A new Earthscraper by the company called, “BNKR Arquitectura” in Mexico has hit the drawing boards. It is an innovative and sexy design. They designed an underground shopping mall, museum and office park. But there are pros and cons to underground dwellings, and they will shock you.
The Earthscraper proposed by BNKR is not a small underground bunker. It is a fully functional, underground mini-city in the heart of Mexico. It represents both the current need for urban environments to maximize every square inch of valuable real-estate…as well as a desire to stay protected from outside dangers.
The BNKR Earthscraper is designed to go 1,000 feet underground. The shape of the construction is proposed to be an inverted pyramid that is slightly elongated on its vertical axis.
Some of the amenities include a shopping area and even living quarters for thousands of people.
Pros for underground dwellings like this one are simple. They provide convenience for the people who live there, and jobs for people who create them. Underground structures can be made energy efficient through careful planning and sustainability practices. Another benefit to these dwellings is the access to geothermal energy. The closer one gets to the core of the Earth, the greater the likelihood of harnessing its natural warmth. Geothermal energy is a very viable alternative energy source and makes underground structures like the Earthscraper very appealing from a renewable energy point of view.
But there is one very serious con to underground dwellings.

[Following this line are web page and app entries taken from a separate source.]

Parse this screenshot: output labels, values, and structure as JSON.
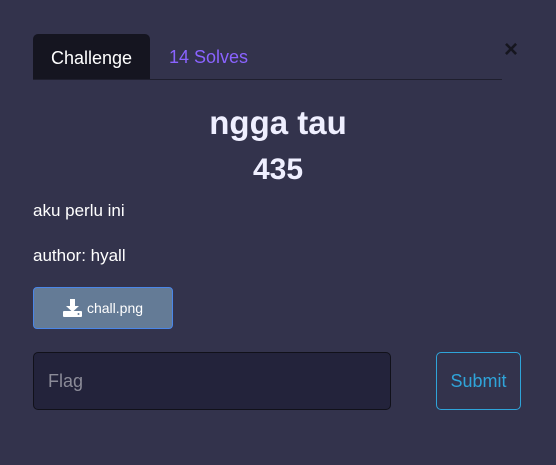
{
  "tabs": {
    "challenge_label": "Challenge",
    "solves_label": "14 Solves"
  },
  "close": {
    "glyph": "×",
    "icon": "close-icon"
  },
  "challenge": {
    "name": "ngga tau",
    "value": "435",
    "description": "aku perlu ini",
    "author": "author: hyall"
  },
  "file": {
    "label": "chall.png",
    "icon": "download-icon"
  },
  "form": {
    "flag_placeholder": "Flag",
    "flag_value": "",
    "submit_label": "Submit"
  },
  "colors": {
    "background": "#33334c",
    "active_tab": "#151520",
    "solves_link": "#8a63ff",
    "submit_accent": "#2fa4d9",
    "file_button": "#647b96"
  }
}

That con is the idea of lids and locks.
Imagine that in the future the environment gets more inhospitable, wars become more frequent, and people lean toward underground structures like BNKR’s Earthscraper as the new medium for convenience and security.
Society is already moving in this direction with how many bunker systems are being sold commercially and also created by independent survivalists.
So if there was ever a serious enough emergency, everyone or a specific city could be ordered via, let’s say the Emergency Broadcast System to enter their appropriate bunker complex or underground city.
Well, what’s stopping anyone from putting a lock on the door of your bunker while you’re hiding in the dark?
What’s stopping anyone from covering your underground city with dirt while you’re getting some last-minute shopping done?
Codes for access portals can always be reprogrammed.
The very desire for security and comfort may turn into our biggest security threat.
Remember, communications seem global, but in fact the communication grids can be manipulated. It takes much less effort to isolate large populations of people if they are concentrated and have few escape routes.
If you look at how internet access works, there are trunk land lines, cellular networks, and satellite networks. Trunk lines can always be turned off, cellular networks are dependent on towers, and satellite networks can be redirected. Encouraging people to live underground would be the perfect method for selective isolation.
So before we jump ahead full bore into demanding exciting shopping malls and museums underground…we as a society should take a hard look in the mirror and ask why living on the surface doesn’t feel as safe as it used to.
SOURCES: dvice.com – Earthscraper hides 1,000 foot skyscraper underground – http://dvice.com/archives/2011/09/earthscraper-co.php#5 – Retrieved: October 25th, 2011